‘Resolution’ is an Everest of a tune utilising Coltrane’s new-found ideas which were somewhere between hard bop and free. Jamie interpreted intelligently without trying to out do Coltrane. He made it his ‘Resolution’ as well. Kevin field was the same, as he took a more oblique approach than McCoy Tyner. This was a perfect homage without being a slavish imitation.
At the end of the gig we received an additional treat when Jamie asked Roger Manins to play. The best moment was when they played ‘On Green Dolphin Street‘ (Washington). With these two masters working the changes and probing every hidden corner of the melody, it reminded us that standards interpreted with integrity can sound as fresh as at first hearing.
Jamie Oehlers lives in Australia where he runs a Jazz School. He has so many awards that storage must be problem (including being judged winner of the ‘World Saxophone Competition’ in Montreux by Charles Lloyd and Bruce Lundvall of Blue Note). He has put out 10 albums as leader as well as being sideman for the whose who of the Jazz world.
I ran into Jazz guitarist Dixon Nacey as I was leaving and he summed it up nicely. “Man I have just received a series of Jazz upper-cuts”.
Lets face it, no one will be disappointed by a Brian Smith Band and this particular lineup was an all-star affair. Man did they deliver.
You expect Brian to deliver royally as he has had such a successful output as evidenced by his 2006 (Taupo’ album). This also goes for Kevin Field (‘Field of Dreams’ album), Kevin Haines (‘Oxide’ album) and Frank Gibson Jnr (‘Rainbow Bridge‘ album), but a question mark may have lingered in some minds over Pete Barwick’s inclusion as he was the lessor known band member.

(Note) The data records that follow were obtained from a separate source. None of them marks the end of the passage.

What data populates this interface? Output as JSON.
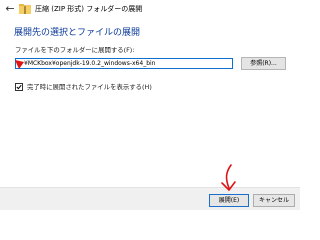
{
  "window": {
    "title": "圧縮 (ZIP 形式) フォルダーの展開",
    "back_icon": "back-arrow-icon",
    "app_icon": "zip-folder-icon"
  },
  "dialog": {
    "heading": "展開先の選択とファイルの展開",
    "destination_label": "ファイルを下のフォルダーに展開する(F):",
    "destination_value": "¥MCKbox¥openjdk-19.0.2_windows-x64_bin",
    "browse_label": "参照(R)...",
    "show_files_label": "完了時に展開されたファイルを表示する(H)",
    "show_files_checked": true
  },
  "footer": {
    "extract_label": "展開(E)",
    "cancel_label": "キャンセル"
  },
  "colors": {
    "heading": "#0a3a9a",
    "focus_border": "#0f6fd0",
    "annotation": "#e01414"
  }
}
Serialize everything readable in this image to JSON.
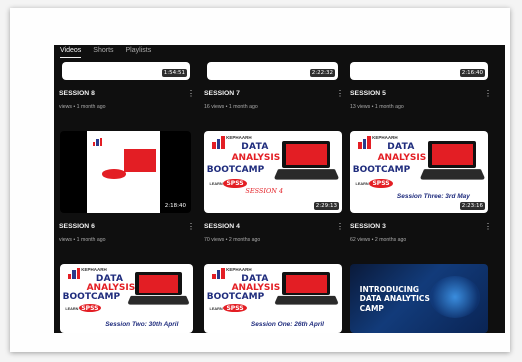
{
  "tabs": [
    "Videos",
    "Shorts",
    "Playlists"
  ],
  "row0": [
    {
      "duration": "1:54:51"
    },
    {
      "duration": "2:22:32"
    },
    {
      "duration": "2:16:40"
    }
  ],
  "row1": [
    {
      "title": "SESSION 8",
      "meta": "views • 1 month ago"
    },
    {
      "title": "SESSION 7",
      "meta": "16 views • 1 month ago"
    },
    {
      "title": "SESSION 5",
      "meta": "13 views • 1 month ago"
    }
  ],
  "row2": [
    {
      "duration": "2:18:40",
      "title": "SESSION 6",
      "meta": "views • 1 month ago"
    },
    {
      "duration": "2:29:13",
      "title": "SESSION 4",
      "meta": "70 views • 2 months ago",
      "session_text": "SESSION 4"
    },
    {
      "duration": "2:23:16",
      "title": "SESSION 3",
      "meta": "62 views • 2 months ago",
      "session_text": "Session Three: 3rd May"
    }
  ],
  "row3": [
    {
      "session_text": "Session Two: 30th April"
    },
    {
      "session_text": "Session One: 26th April"
    },
    {
      "line1": "INTRODUCING",
      "line2": "DATA ANALYTICS",
      "line3": "CAMP"
    }
  ],
  "promo": {
    "brand": "KEPHAARH",
    "line1": "DATA",
    "line2": "ANALYSIS",
    "line3": "BOOTCAMP",
    "learn": "LEARN",
    "spss": "SPSS"
  },
  "colors": {
    "background": "#0f0f0f",
    "primary_text": "#f1f1f1",
    "secondary_text": "#aaaaaa",
    "brand_red": "#e31e24",
    "brand_blue": "#1f2c7d"
  }
}
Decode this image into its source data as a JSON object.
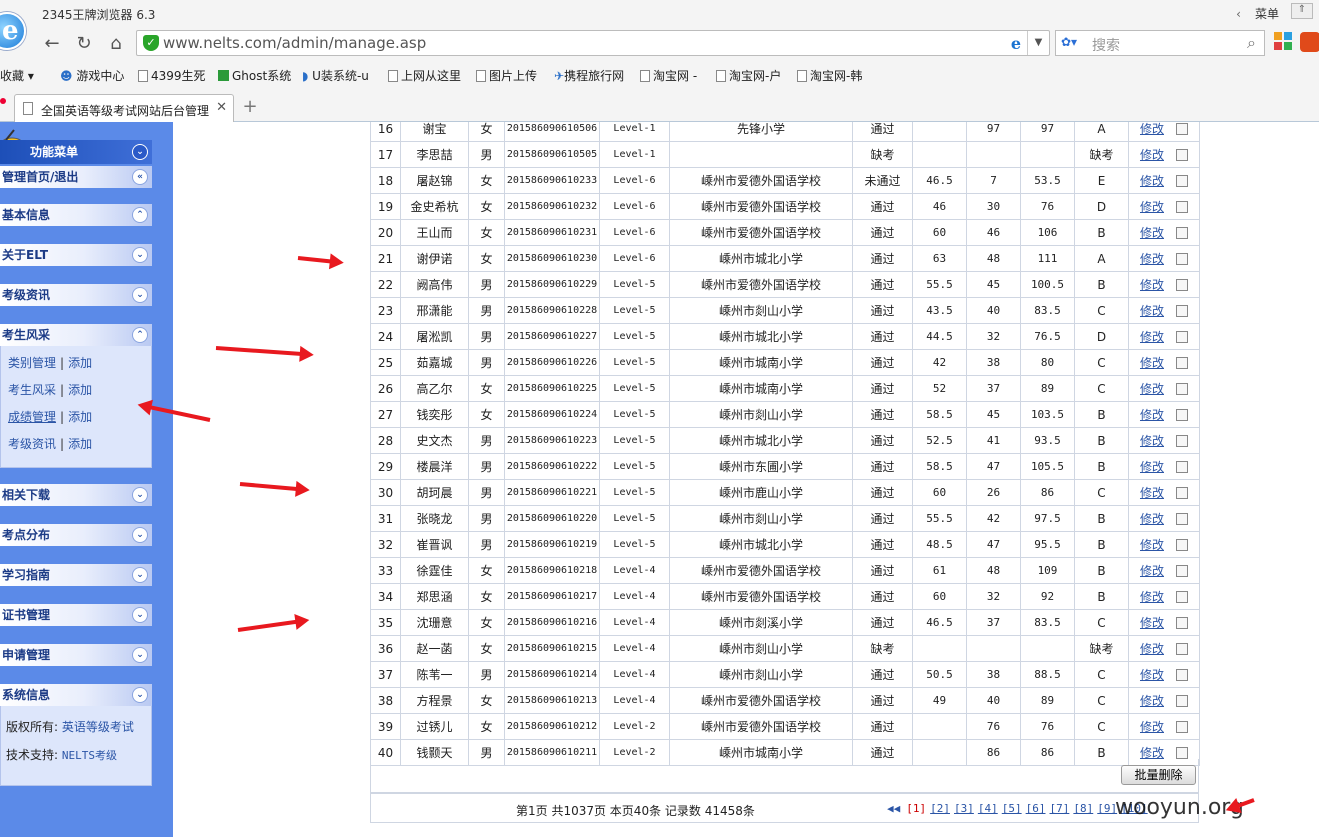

He is a veteran sideman and widely respected among musicians; Brian knew exactly what he was doing. Pete was amazing on the night and he more than earned his place in this star studied lineup.
In spite of their respective pedigree’s this was a band of equals and out of that amalgam came a night of exceptional Jazz. A Hard Bop devotee in the audience said after the show, “I have been to Jazz clubs and concerts all over the world, but this may have been the best I have seen”.
The band played a number of Hard Bop standards as expected, but there were a few new originals as well. An original number featured at the end of the first set titled ‘CJC’ delighted everyone. Brian had penned this composition in the weeks preceding the gig and he dedicated it to Roger & Caroline Manins. Before playing the number Brian paid tribute to them and to the CJC club. The crowd loved this and applauded wildly.
In fact the audience was enthusiastic throughout the night and as tunes by Horace Silver, Heyman/Green, Brian Smith and others filled the club they could not have been happier.
The Creative Jazz Club (CJC) came into being for the express purpose of enabling such interactions and on nights like this both musicians and audiences are especially thankful for the clubs existence.
If any of you haven’t yet obtained a copy of Brian Smiths 2006 album ‘Taupo’ (Ode label) you need to remedy that situation immediately. This last gig may begin a buying frenzy and as the world has recently learned to its cost regarding in demand commodities – scarcity drives prices up. It is truly a marvelous album. If you can’t find a copy in Marbecks or JB HiFi then try Real Groovy Records or Trade Me – just buy it.